A review of the existing research indicates that freeze‐drying has unanticipated and significant effects on the constituent profiles of medicinal plants that puts into question whether freeze-drying necessarily is the best method to preserve botanical medicines.
Botanical medicines for the urinary tract
- E. Yarnell
- MedicineWorld Journal of Urology
- 17 October 2002
The antinephrotoxic botanicals Rheumpalmatum (Chinese rhubarb) root and Lespedezacapitata (round-head lespedeza) herb are surveyed, followed by herbs for symptoms of benign prostatic hyperplasia, most notably Serenoarepens (saw palmetto) fruit, Urticadioica root, and Prunusafricana (pygeum) bark.
Nervine Herbs for Treating Anxiety
The clinical uses of a number of nervines, including oat seed, hawthorn, California poppy, lavender, chamomile, lemonbalm, passionflower, and verbena are discussed.
Plant Coumarins: Myths and Realities
Plant coumarins are structurally distinct, nonanticoagulant compounds that have significant medical activity and do have potential to cause hepatotoxicity, but the particular concern over Cinnamomum aromaticum (cassia) versus CinnAmomum zeylanicum (true cinnamon) is discussed.

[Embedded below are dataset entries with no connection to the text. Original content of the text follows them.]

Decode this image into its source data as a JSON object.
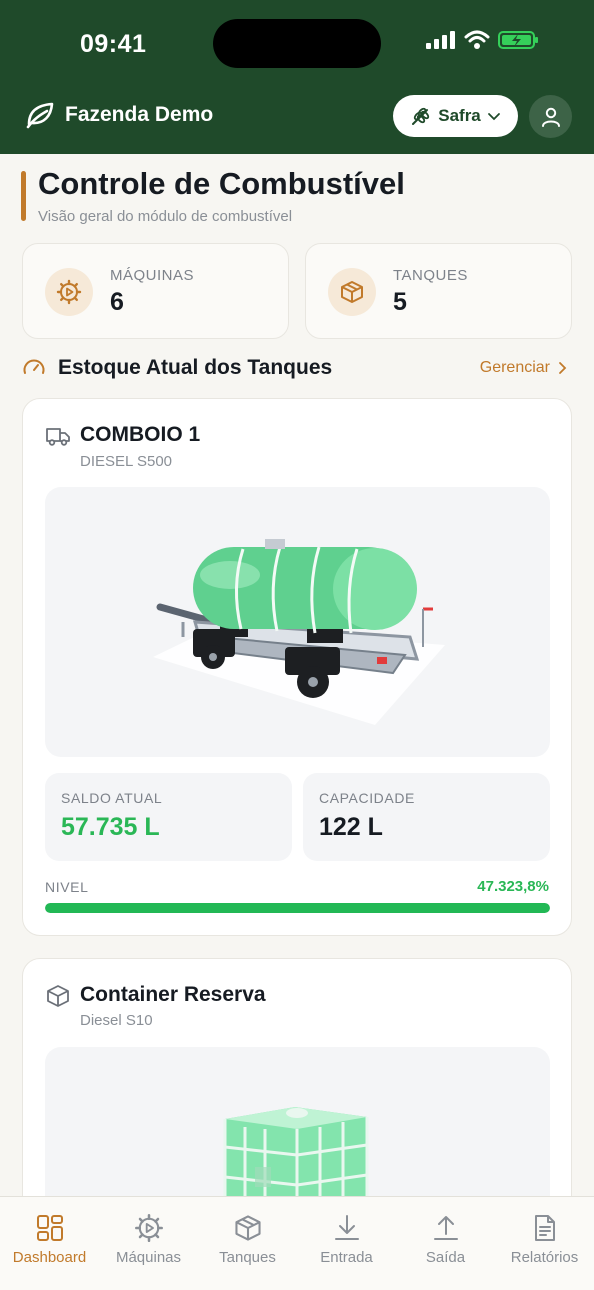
{
  "status_bar": {
    "time": "09:41"
  },
  "header": {
    "farm_name": "Fazenda Demo",
    "safra_label": "Safra"
  },
  "page": {
    "title": "Controle de Combustível",
    "subtitle": "Visão geral do módulo de combustível"
  },
  "stats": [
    {
      "label": "MÁQUINAS",
      "value": "6",
      "icon": "gear-icon"
    },
    {
      "label": "TANQUES",
      "value": "5",
      "icon": "box-icon"
    }
  ],
  "section": {
    "title": "Estoque Atual dos Tanques",
    "manage_label": "Gerenciar"
  },
  "tanks": [
    {
      "name": "COMBOIO 1",
      "fuel": "DIESEL S500",
      "icon": "truck-icon",
      "balance_label": "SALDO ATUAL",
      "balance": "57.735 L",
      "capacity_label": "CAPACIDADE",
      "capacity": "122 L",
      "level_label": "NIVEL",
      "level_text": "47.323,8%",
      "level_fill_fraction": 1.0
    },
    {
      "name": "Container Reserva",
      "fuel": "Diesel S10",
      "icon": "box-icon"
    }
  ],
  "tabs": [
    {
      "label": "Dashboard",
      "icon": "dashboard-icon",
      "active": true
    },
    {
      "label": "Máquinas",
      "icon": "gear-icon"
    },
    {
      "label": "Tanques",
      "icon": "box-icon"
    },
    {
      "label": "Entrada",
      "icon": "download-icon"
    },
    {
      "label": "Saída",
      "icon": "upload-icon"
    },
    {
      "label": "Relatórios",
      "icon": "report-icon"
    }
  ],
  "colors": {
    "header_bg": "#1f4a2a",
    "accent": "#c17a2b",
    "success": "#22b855",
    "tank_green": "#5fd08f"
  }
}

20 – Herbal and Nutritional Supplements for Painful Conditions
Interaction of Herbal Constituents with Cytochrome P450 Enzymes
This article provides a review of the many facets of interactions between herbal constituents and cytochrome P450 (CYP450) enzymes and suggests circumstances in which the individual expression of patients’ CYP450 enzymes can influence the activity of botanical medicines affected by these enzymes.